About the Author
Hilary Boyd’s THURSDAYS IN THE PARK chronicles the romance between two sixty-something grandparents who feel anything but old and are lonely for very different reasons. But with its theme of how to balance love, familial duty, and spousal commitment, the novel strikes a chord with people of all ages.
1. One of the most compelling aspects of Thursdays in the Park is its dialogue. Looking back through the novel, what is it about the dialogue that's so poignant? In what ways does it develop each character’s motivations and idiosyncrasies? Provide specific examples.
2. Discuss the specific tone and quality of Jeanie’s voice. How would you describe her personality? How does her personality help her or hinder her as she faces various hurdles throughout the book?
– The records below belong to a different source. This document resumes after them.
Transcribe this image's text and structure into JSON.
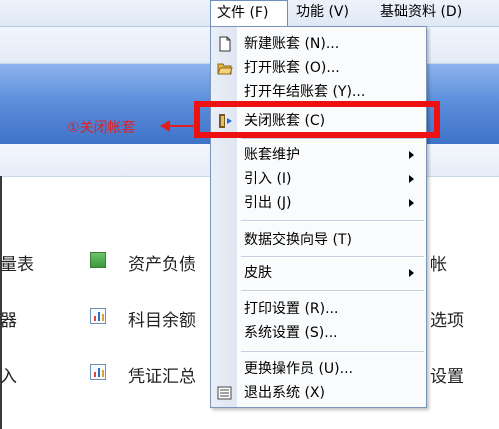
{
  "menubar": {
    "items": [
      {
        "label": "文件 (F)",
        "active": true
      },
      {
        "label": "功能 (V)",
        "active": false
      },
      {
        "label": "基础资料 (D)",
        "active": false
      }
    ]
  },
  "background_list": [
    {
      "left_text": "量表",
      "icon": "sheet-icon",
      "main_text": "资产负债",
      "right_text": "帐"
    },
    {
      "left_text": "器",
      "icon": "chart-icon",
      "main_text": "科目余额",
      "right_text": "选项"
    },
    {
      "left_text": "入",
      "icon": "chart-icon",
      "main_text": "凭证汇总",
      "right_text": "设置"
    }
  ],
  "annotation": {
    "label": "①关闭帐套"
  },
  "file_menu": {
    "items": [
      {
        "label": "新建账套 (N)...",
        "icon": "new-file-icon"
      },
      {
        "label": "打开账套 (O)...",
        "icon": "open-folder-icon"
      },
      {
        "label": "打开年结账套 (Y)...",
        "icon": ""
      },
      {
        "label": "关闭账套 (C)",
        "icon": "close-account-icon"
      },
      {
        "label": "账套维护",
        "submenu": true
      },
      {
        "label": "引入 (I)",
        "submenu": true
      },
      {
        "label": "引出 (J)",
        "submenu": true
      },
      {
        "label": "数据交换向导 (T)"
      },
      {
        "label": "皮肤",
        "submenu": true
      },
      {
        "label": "打印设置 (R)..."
      },
      {
        "label": "系统设置 (S)..."
      },
      {
        "label": "更换操作员 (U)..."
      },
      {
        "label": "退出系统 (X)",
        "icon": "exit-icon"
      }
    ]
  },
  "colors": {
    "highlight": "#ee1111",
    "toolbar_blue": "#5d8fdc",
    "annotation": "#e02020"
  }
}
3. Jeanie is a woman struggling with being a grandmother in the youth-obsessed twenty-first century. What challenges does her particular position in society present to her, and how does she overcome them?
4. In what ways does Jeanie’s relationship with George affect her relationship with her daughter? And how does her relationship with Chanty inform the decisions Jeanie makes as her marriage begins to unravel?
5. What are the main themes and issues of the book, and how are they developed throughout the novel? How do the secondary characters, like Jeanie’s best friend Rita, illustrate some of these themes?
6. Is it accurate to say that love later in life is rarely discussed in today’s society? Why is it important (or not) that Boyd shines a light on this topic?
7. How does Jeanie’s relationship with her son-in-law Alex evolve over the course of the book? Does the development of this relationship parallel any of the changes in Jeanie’s marriage to George? If so, in what ways?
8. How does Thursdays in the Park compare to other contemporary romance novels? To what degree does it echo and reinforce certain narrative traditions you’ve come to expect from this genre, and in what ways does it depart from or redefine those traditions?